— What you should do —
Write out each line from the data below that includes the word "timestamp".

[Source data]

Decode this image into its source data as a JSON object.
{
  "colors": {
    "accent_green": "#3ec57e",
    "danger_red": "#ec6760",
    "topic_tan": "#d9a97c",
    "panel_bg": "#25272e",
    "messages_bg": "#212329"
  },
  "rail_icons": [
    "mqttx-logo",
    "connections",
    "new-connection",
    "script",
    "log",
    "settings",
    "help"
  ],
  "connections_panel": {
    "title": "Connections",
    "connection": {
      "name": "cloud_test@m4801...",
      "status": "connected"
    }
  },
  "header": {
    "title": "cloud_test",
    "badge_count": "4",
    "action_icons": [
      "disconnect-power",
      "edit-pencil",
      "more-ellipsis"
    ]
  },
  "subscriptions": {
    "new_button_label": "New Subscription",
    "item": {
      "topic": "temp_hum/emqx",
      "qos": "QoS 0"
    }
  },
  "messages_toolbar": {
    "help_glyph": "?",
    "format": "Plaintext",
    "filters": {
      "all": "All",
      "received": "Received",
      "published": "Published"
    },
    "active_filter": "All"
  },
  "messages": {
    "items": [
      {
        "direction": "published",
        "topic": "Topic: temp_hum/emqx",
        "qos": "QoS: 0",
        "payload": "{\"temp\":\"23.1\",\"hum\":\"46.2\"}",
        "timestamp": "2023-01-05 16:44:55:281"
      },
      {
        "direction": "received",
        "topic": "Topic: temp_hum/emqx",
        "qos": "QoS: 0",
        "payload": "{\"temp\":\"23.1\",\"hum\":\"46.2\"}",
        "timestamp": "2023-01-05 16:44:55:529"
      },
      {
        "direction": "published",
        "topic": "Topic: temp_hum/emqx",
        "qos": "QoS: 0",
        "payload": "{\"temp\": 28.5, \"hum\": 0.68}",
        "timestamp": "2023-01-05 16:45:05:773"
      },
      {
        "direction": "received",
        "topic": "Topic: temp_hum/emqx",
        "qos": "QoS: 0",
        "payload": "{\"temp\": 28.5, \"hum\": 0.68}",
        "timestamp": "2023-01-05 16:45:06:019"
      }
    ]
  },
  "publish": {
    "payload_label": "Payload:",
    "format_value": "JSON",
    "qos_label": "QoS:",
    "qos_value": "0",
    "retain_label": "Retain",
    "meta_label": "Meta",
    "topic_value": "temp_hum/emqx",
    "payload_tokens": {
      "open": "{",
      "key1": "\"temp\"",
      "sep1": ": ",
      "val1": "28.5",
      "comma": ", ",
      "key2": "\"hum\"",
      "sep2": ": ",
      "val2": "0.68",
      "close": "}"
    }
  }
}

— Completed exercise —
        "timestamp": "2023-01-05 16:44:55:281"
        "timestamp": "2023-01-05 16:44:55:529"
        "timestamp": "2023-01-05 16:45:05:773"
        "timestamp": "2023-01-05 16:45:06:019"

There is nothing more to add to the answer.